- NCHC applied to the state for a Department of Health grant to improve access to prenatal care. NCHC received $300,000 grant to provide prenatal care at two prenatal clinics in the city of Newark that are at the sites of newly closed hospitals. Centering will be implemented at both sites.
- The University of Medicine and Dentistry of New Jersey’s OB/GYN clinic will provide access to CenteringPregnancy® for over 2,000 pregnant women at five clinics in Essex County. Essex County has the highest preterm birth rate (14.8 percent) in the state.
Mission: Healthy Baby
Pregnancy has its ups and downs for every woman. But high levels of stress can be a very real problem for moms-to-be who serve in the military or have a partner who does. Stress is associated with many health complications and may lead to premature birth or low birthweight in full-term babies. Mission: Healthy Baby® can help.
Mission: Healthy Baby, a partnership of the March of Dimes and the VFW, offers military families information and education on topics ranging from relieving stress to learning how to stay healthy during pregnancy to understanding the costs involved with having a new baby.

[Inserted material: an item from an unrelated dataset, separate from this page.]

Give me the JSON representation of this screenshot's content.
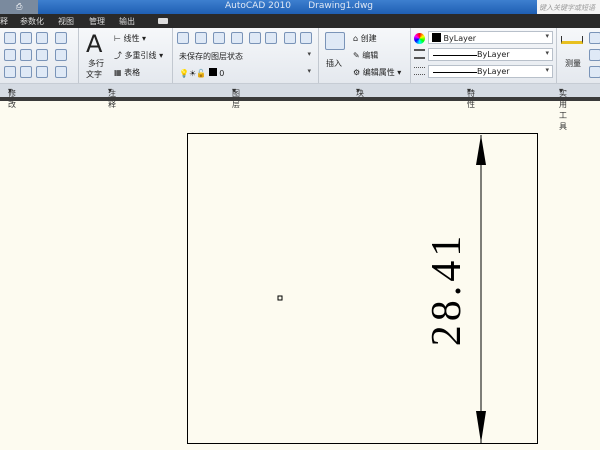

The program also treats military moms to the baby shower they might not otherwise have, offers dads ways to get involved and provides comfort to families with a baby in newborn intensive care. These services help make pregnancy and the birth of a new baby a positive and joyful experience for our military families.
The Coming of the Blessing
A March of Dimes initiative called The Coming of the Blessing is addressing high rates of infant death and premature birth among American Indian and Alaska Native babies. The initiative was created by the March of Dimes American Indian/Alaska Native (AI/AN) Women’s Committee. This group of women, representing 10 different tribes, developed health education resources that embrace the cultural and spiritual beliefs related to pregnancy and childbirth shared by many Native people. By emphasizing the strong family and community bonds; the deep and profound respect for nature, life, ancestors, women and children; we can help babies have a fighting chance.
Women from more than 30 tribes, Nations and pueblos have benefited from The Coming of the Blessing. According to a survey of women who participated, 90 percent changed a behavior to be healthier during pregnancy. Mothers made specific changes related to nutrition, stress reduction and the decision to breast feed. Although American Indian and Alaska Native mothers have the highest rate of inadequate prenatal care (23.8 percent) of all racial/ethnic groups, 88 percent of the moms who received prenatal education through The Coming of the Blessing kept all of their prenatal appointments. The preterm birth rate among American Indians and Alaska Natives is more than 14 percent. For women participating in The Coming of the Blessing, the rate was reduced to 7 percent. As a result of these findings, the program is designated as a “promising practice” by Indian Health Service.